to move around as much as possible during stopover time in airports.
- Have an eating plan
Healthy or favorite food can be hard to find on the road, so think about bringing it
along. Fruits are great fast foods that can be packed ahead of time. But try not to use
food as a way to alleviate boredom, either for adults or children. Stick to regular snack
and meal times, rather than making your trip a day-long excuse for eating.
- Consider the trip as family time
Going on a family vacation can be a great exercise in family togetherness. Not only can
children pack their own toys, they may also be involved in selecting the music and travel
routes. Use family time in the car to sing silly songs or play games. The traditional ones
are always fun. You can see who spots the most cows, finds license plates from every
state, wins at twenty questions, or invents a new game. The travel section of toy stores
and book stores offer other ideas for family activities.
- Travel and learn The
internet can be a wonderful tool for pre-planning. Searching out maps, plotting the route,
researching destinations, checking the weather, etc. are at any child or adult's
fingertips. Finding out about new places - having a scavenger hunt for people, places, and
things on route and once you arrive can be fun and educational. You may also want to
prepare children for different tastes, cultures, and customs.
- Discipline on the road Consider
important social lessons you can teach along the way. Stress the importance of sharing and
turn-taking. Warn your children there may be times when driving becomes more stressful and
they will need to quiet down. Let them suggest a signal for indicating those times.
Realize that rules and people often relax when away from home but some limits should
always remain. Parents should have some ideas about immediate discipline strategies while
away, "wait till we get home" should never be the refrain of first or last
- Never unbuckle This rule
always bears reminding. No matter how whiny a child may become, it is important to always

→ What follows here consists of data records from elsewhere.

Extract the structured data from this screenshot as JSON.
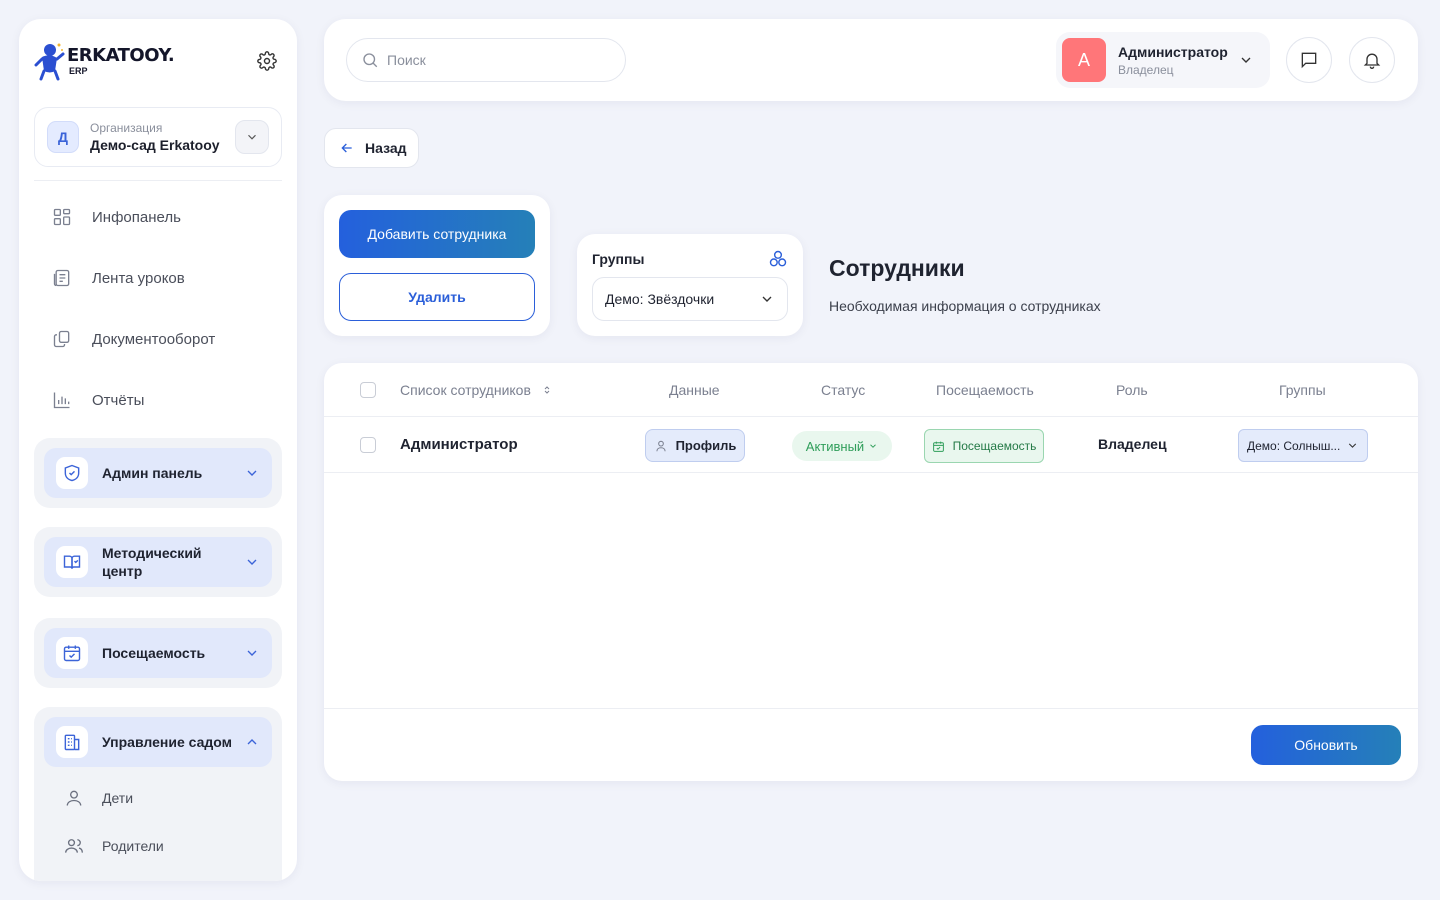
{
  "brand": {
    "name": "ERKATOOY.",
    "sub": "ERP"
  },
  "org": {
    "avatar": "Д",
    "label": "Организация",
    "name": "Демо-сад Erkatooy"
  },
  "nav": [
    {
      "label": "Инфопанель",
      "icon": "grid-icon"
    },
    {
      "label": "Лента уроков",
      "icon": "lessons-icon"
    },
    {
      "label": "Документооборот",
      "icon": "documents-icon"
    },
    {
      "label": "Отчёты",
      "icon": "chart-icon"
    }
  ],
  "groups": [
    {
      "label": "Админ панель",
      "icon": "shield-icon",
      "expanded": false
    },
    {
      "label": "Методический центр",
      "icon": "book-icon",
      "expanded": false
    },
    {
      "label": "Посещаемость",
      "icon": "calendar-icon",
      "expanded": false
    },
    {
      "label": "Управление садом",
      "icon": "building-icon",
      "expanded": true,
      "items": [
        {
          "label": "Дети"
        },
        {
          "label": "Родители"
        }
      ]
    }
  ],
  "search": {
    "placeholder": "Поиск"
  },
  "user": {
    "avatar": "А",
    "name": "Администратор",
    "role": "Владелец"
  },
  "back": {
    "label": "Назад"
  },
  "actions": {
    "add_label": "Добавить сотрудника",
    "delete_label": "Удалить"
  },
  "group_filter": {
    "title": "Группы",
    "selected": "Демо: Звёздочки"
  },
  "page": {
    "title": "Сотрудники",
    "subtitle": "Необходимая информация о сотрудниках"
  },
  "table": {
    "headers": [
      "Список сотрудников",
      "Данные",
      "Статус",
      "Посещаемость",
      "Роль",
      "Группы"
    ],
    "rows": [
      {
        "name": "Администратор",
        "data": "Профиль",
        "status": "Активный",
        "attendance": "Посещаемость",
        "role": "Владелец",
        "group": "Демо: Солныш..."
      }
    ]
  },
  "refresh": {
    "label": "Обновить"
  },
  "colors": {
    "primary": "#2460dd",
    "accent_gradient_end": "#2580b8",
    "active_green": "#2f9e5a",
    "avatar_red": "#ff7679"
  }
}
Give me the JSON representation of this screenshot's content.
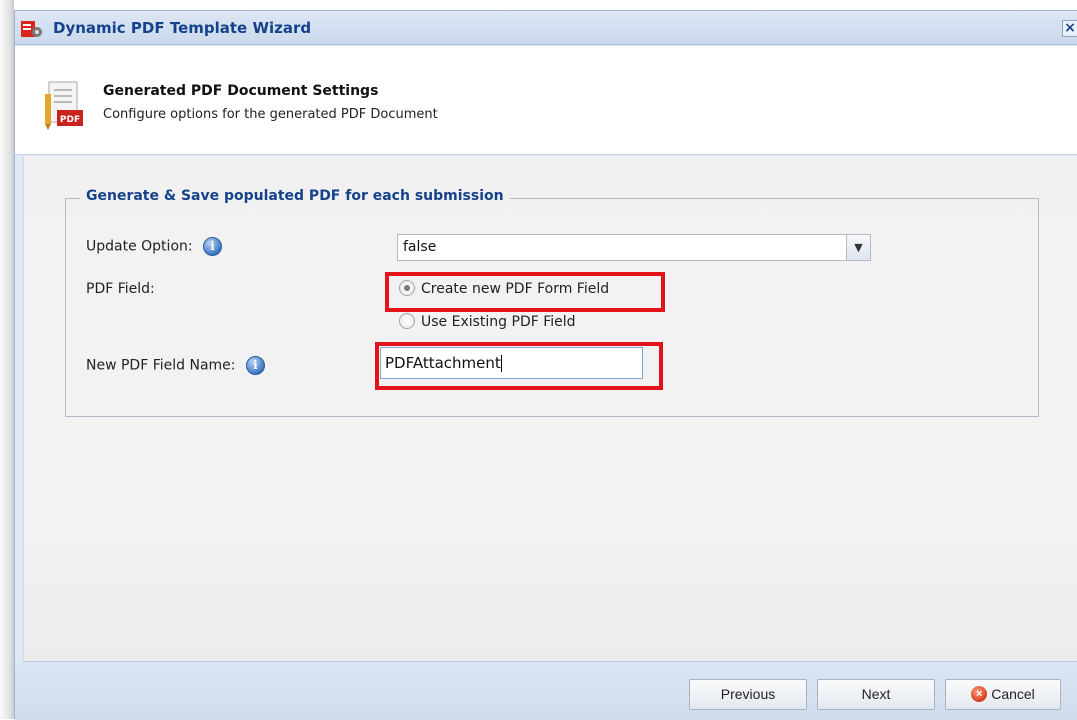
{
  "window": {
    "title": "Dynamic PDF Template Wizard",
    "close_label": "×"
  },
  "header": {
    "title": "Generated PDF Document Settings",
    "subtitle": "Configure options for the generated PDF Document",
    "icon_text": "PDF"
  },
  "fieldset": {
    "legend": "Generate & Save populated PDF for each submission",
    "update_option": {
      "label": "Update Option:",
      "value": "false"
    },
    "pdf_field": {
      "label": "PDF Field:",
      "options": [
        {
          "label": "Create new PDF Form Field",
          "checked": true
        },
        {
          "label": "Use Existing PDF Field",
          "checked": false
        }
      ]
    },
    "new_field_name": {
      "label": "New PDF Field Name:",
      "value": "PDFAttachment"
    }
  },
  "footer": {
    "previous_label": "Previous",
    "next_label": "Next",
    "cancel_label": "Cancel"
  },
  "colors": {
    "title_blue": "#15428b",
    "highlight_red": "#e2131b"
  },
  "icons": [
    "app-icon",
    "close-icon",
    "pdf-document-icon",
    "info-icon",
    "dropdown-arrow-icon",
    "cancel-icon"
  ]
}
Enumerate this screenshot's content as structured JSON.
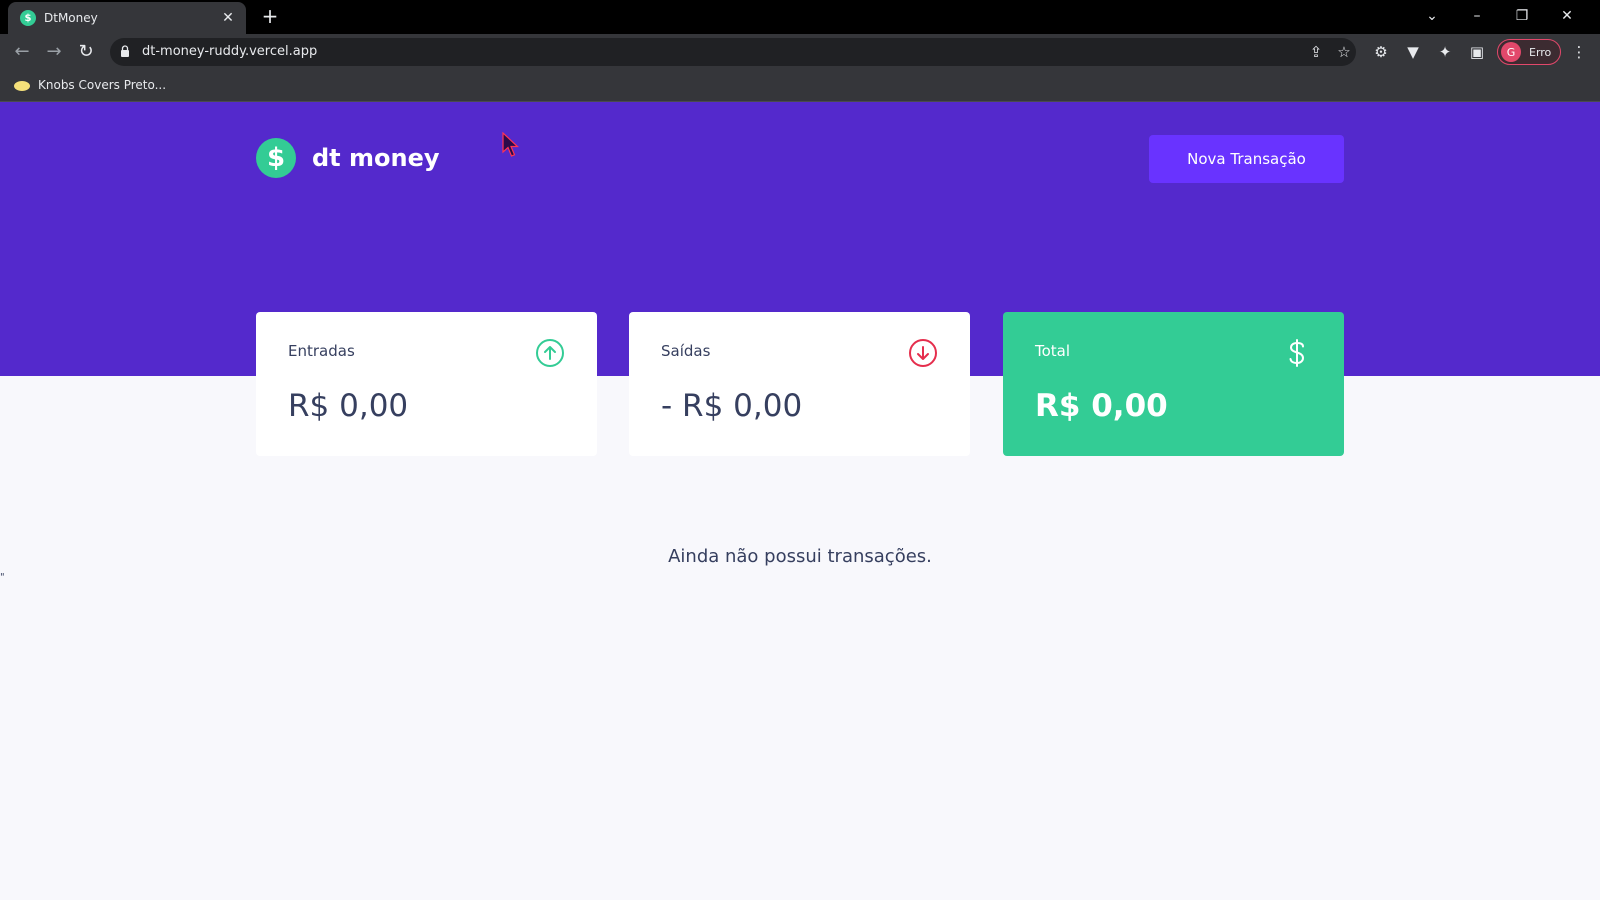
{
  "browser": {
    "tab_title": "DtMoney",
    "tab_favicon": "$",
    "url": "dt-money-ruddy.vercel.app",
    "bookmark": "Knobs Covers Preto...",
    "profile_initial": "G",
    "profile_label": "Erro",
    "icons": [
      "back-icon",
      "forward-icon",
      "reload-icon",
      "lock-icon",
      "share-icon",
      "star-icon",
      "settings-icon",
      "extension-v-icon",
      "puzzle-icon",
      "sidepanel-icon",
      "menu-icon"
    ]
  },
  "header": {
    "logo_symbol": "$",
    "logo_text": "dt money",
    "new_transaction_label": "Nova Transação"
  },
  "summary": {
    "income": {
      "label": "Entradas",
      "value": "R$ 0,00",
      "icon": "arrow-up-circle-icon",
      "color": "#33cc95"
    },
    "outcome": {
      "label": "Saídas",
      "value": "- R$ 0,00",
      "icon": "arrow-down-circle-icon",
      "color": "#e52e4d"
    },
    "total": {
      "label": "Total",
      "value": "R$ 0,00",
      "icon": "dollar-icon",
      "color": "#ffffff"
    }
  },
  "transactions": {
    "empty_message": "Ainda não possui transações."
  },
  "stray_mark": "\""
}
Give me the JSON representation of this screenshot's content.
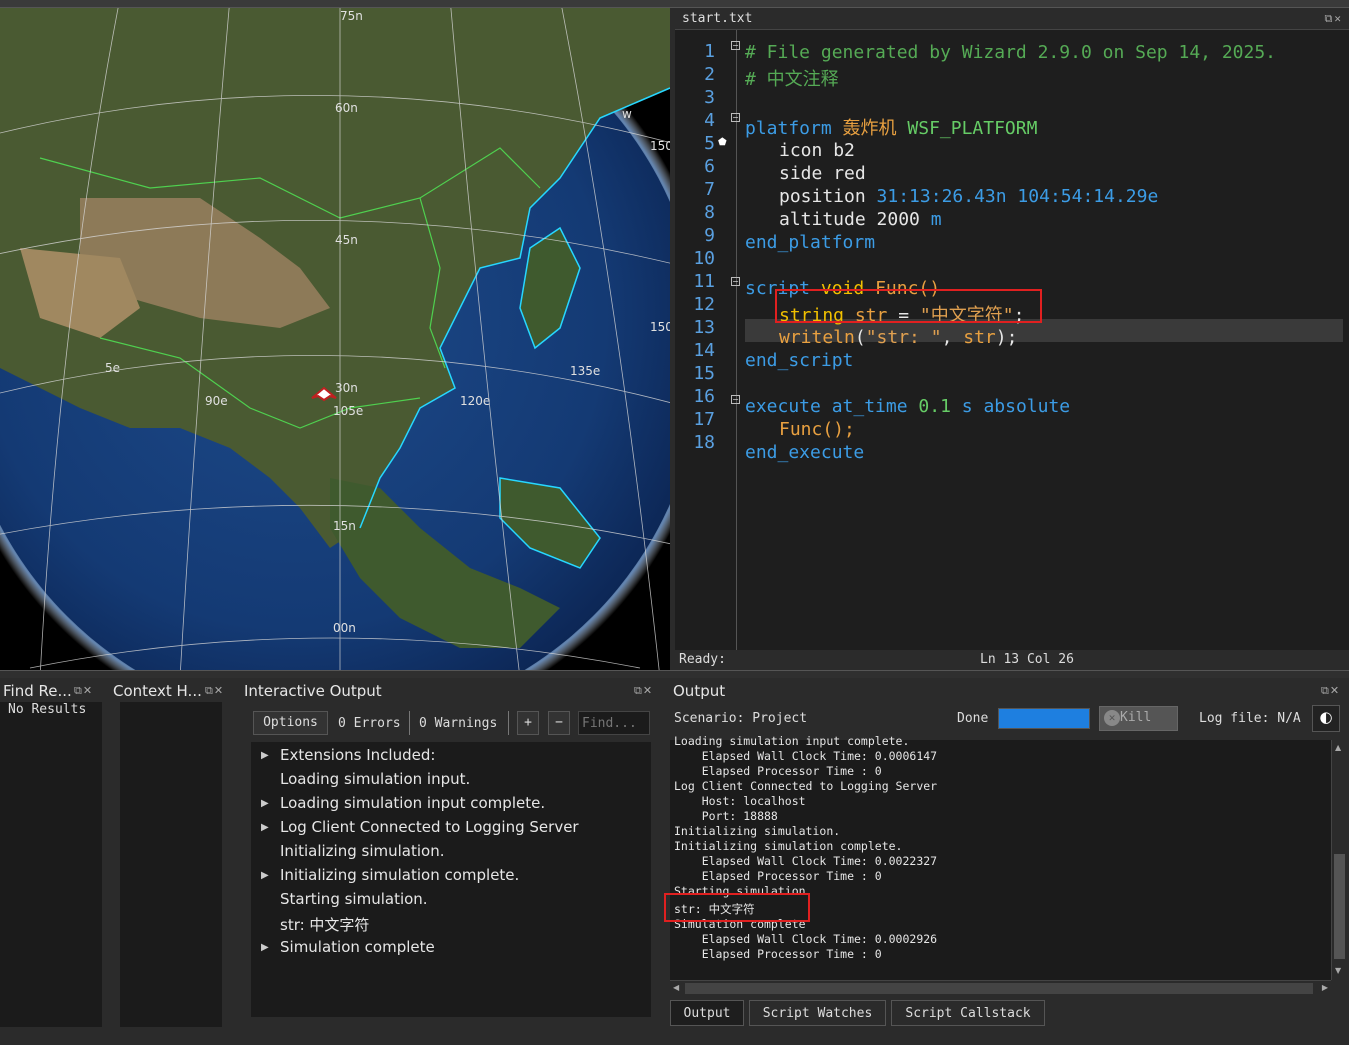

enforce the seat belt rule.
Travelling with children can tax even the most patient parent and
cooperative child. But a little imagination and planning can go a long way